In the beginning it’s important for you and your Little Brother/Sister to get to know each other. This can happen best on a one-to-one basis. However, over time it’s also valuable for your Little to get to know the people who are important to you. Just keep in mind that if you’re spending lots of time with others, your Little may begin to feel jealous or neglected. The main focus is the friendship you develop with your Little and the impact you have on his/her life.

Will I become a replacement parent?

No, Littles have a parent or guardian in their life already. What they need is a Big to spend quality, one-on-one time with them. Someone to have fun with, someone they can confide in, someone like you!

How do you match a Big with a Little?

Call us the matchmakers! In our multi-faceted approach to matching, we look to connect a youth with a mentor whom they can make a deep bond—that means personality, interests, needs, and location are all considered. The personal preferences of each youth, family, and mentor also play an important role.

What kind of support can I expect from BBBS?

Once you are matched with your Little Brother/Sister, a Match Support Specialist from the agency will be in regular contact with you to aid and give feedback. Any time you are unsure about what to do or how to handle a situation, you will have a Match Support Specialist there to help. They’ll help you with ideas for activities, guidance for handling possible difficult situations, and feedback on how you are making a difference.

What kind of impact will my match have on the child?
  • Less likely to use illegal drugs or alcohol
  • More likely to stay in school
  • More likely to make positive choices for their future
Do all volunteers get accepted?

No. Being accepted into BBBS and into the life of a youth is an honor and we do our best to screen all potential volunteers for safety, reliability, and stability.

BBBS turns away volunteers for many reasons. Child safety is always our #1 priority, so if we have any child safety concerns regarding a volunteer, we will deny them from the program. We also deny volunteers if we don’t believe that this is the right time or the right volunteer opportunity for them.

Can I be a Big if I don’t know much about kids?

Yes! Being a Big is about being a friend. You already have the skills to be a Big! All of our Bigs go through volunteer training and will have the support of a BBBS Match Support Specialist to provide ideas, support, and coaching throughout the life of the match.

Can I volunteer even if I have a criminal record?

Yes. BBBS has restrictions regarding criminal records, but having a criminal record will not prevent you from volunteering. We do not, however, accept volunteers with felonies on their record.

Can I be a Big if I don’t have a car?

Our Community-based Bigs need a car, current car insurance, and a current driver’s license throughout the life of their match.

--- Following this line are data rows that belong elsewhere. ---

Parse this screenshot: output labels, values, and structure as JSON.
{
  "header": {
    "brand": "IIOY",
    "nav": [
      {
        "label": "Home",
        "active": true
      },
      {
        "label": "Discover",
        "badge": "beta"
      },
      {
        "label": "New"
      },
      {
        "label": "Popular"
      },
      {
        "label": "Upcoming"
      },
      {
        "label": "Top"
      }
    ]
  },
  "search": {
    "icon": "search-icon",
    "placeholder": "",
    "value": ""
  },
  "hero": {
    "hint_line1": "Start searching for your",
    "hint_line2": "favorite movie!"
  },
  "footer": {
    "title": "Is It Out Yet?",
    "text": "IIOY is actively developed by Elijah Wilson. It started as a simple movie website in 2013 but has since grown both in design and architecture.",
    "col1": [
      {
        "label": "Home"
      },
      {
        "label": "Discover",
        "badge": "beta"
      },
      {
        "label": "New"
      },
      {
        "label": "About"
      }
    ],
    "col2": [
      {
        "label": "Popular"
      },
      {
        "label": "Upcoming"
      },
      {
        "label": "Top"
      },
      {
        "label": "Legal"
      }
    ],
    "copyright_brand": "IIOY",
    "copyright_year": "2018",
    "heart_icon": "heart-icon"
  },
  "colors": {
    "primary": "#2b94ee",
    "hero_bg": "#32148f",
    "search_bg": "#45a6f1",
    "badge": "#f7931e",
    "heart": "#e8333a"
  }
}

Site-based Bigs do not need a car.

Do I have to be employed to be a Big?

No. However, stability is very important to provide a long-term match with a youth. Times of transition (being in-between jobs, searching for work, or just starting schooling) are not the most stable times to volunteer. We usually ask that volunteers wait until they are in a stable place before proceeding with the enrollment process. 

Does BBBS SWWA accept LGBTQ volunteers?

Yes. We value diversity and love when we can connect youth to mentors with whom they have shared experiences. No person will be denied equal because of sexual orientation, gender identity, or gender expression.